▶ **App and web page records**

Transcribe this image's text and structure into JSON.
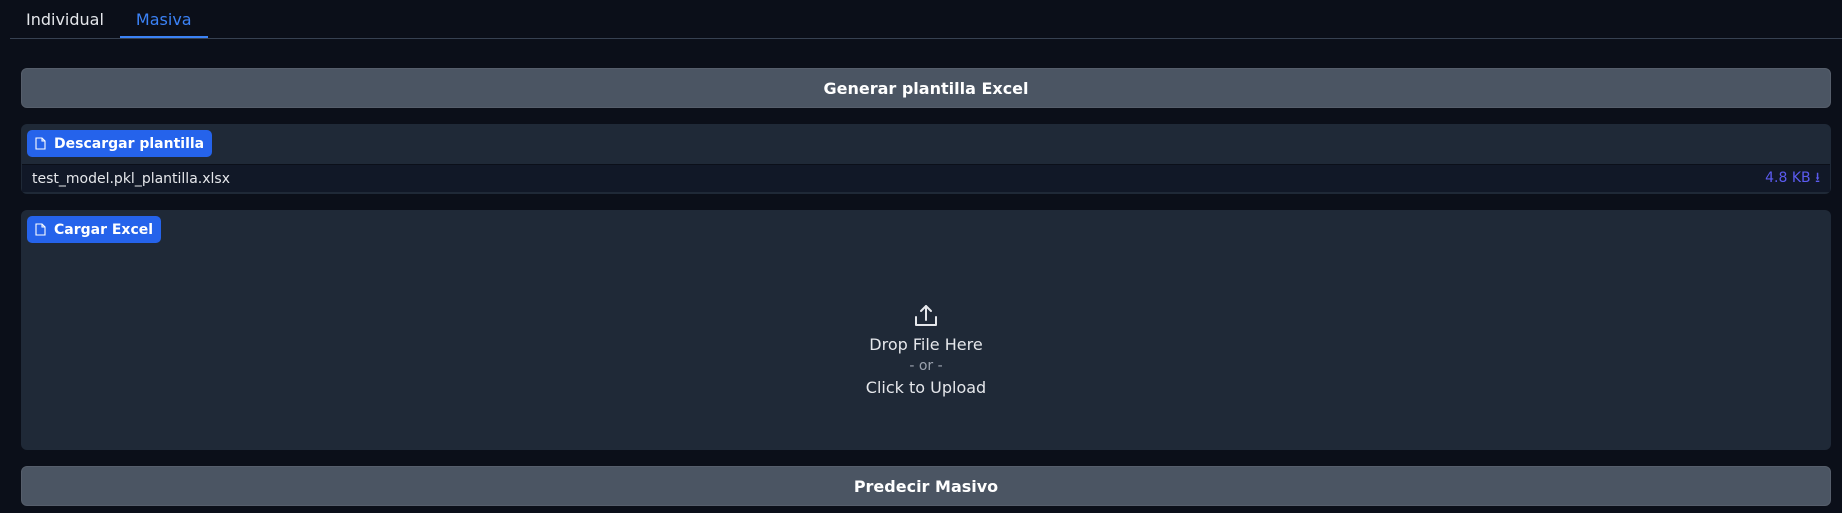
{
  "tabs": [
    {
      "label": "Individual",
      "active": false
    },
    {
      "label": "Masiva",
      "active": true
    }
  ],
  "generate_button": {
    "label": "Generar plantilla Excel"
  },
  "download_panel": {
    "badge_label": "Descargar plantilla",
    "file_name": "test_model.pkl_plantilla.xlsx",
    "file_size": "4.8 KB ⭳"
  },
  "upload_panel": {
    "badge_label": "Cargar Excel",
    "drop_text": "Drop File Here",
    "or_text": "- or -",
    "click_text": "Click to Upload"
  },
  "predict_button": {
    "label": "Predecir Masivo"
  },
  "colors": {
    "background": "#0b0f19",
    "panel": "#1f2937",
    "button": "#4b5563",
    "accent": "#2563eb",
    "active_tab": "#3b82f6"
  }
}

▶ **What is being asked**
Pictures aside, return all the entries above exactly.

▶ **Result of the task**
Transcribe this image's text and structure into JSON.
{
  "tabs": [
    {
      "label": "Individual",
      "active": false
    },
    {
      "label": "Masiva",
      "active": true
    }
  ],
  "generate_button": {
    "label": "Generar plantilla Excel"
  },
  "download_panel": {
    "badge_label": "Descargar plantilla",
    "file_name": "test_model.pkl_plantilla.xlsx",
    "file_size": "4.8 KB ⭳"
  },
  "upload_panel": {
    "badge_label": "Cargar Excel",
    "drop_text": "Drop File Here",
    "or_text": "- or -",
    "click_text": "Click to Upload"
  },
  "predict_button": {
    "label": "Predecir Masivo"
  },
  "colors": {
    "background": "#0b0f19",
    "panel": "#1f2937",
    "button": "#4b5563",
    "accent": "#2563eb",
    "active_tab": "#3b82f6"
  }
}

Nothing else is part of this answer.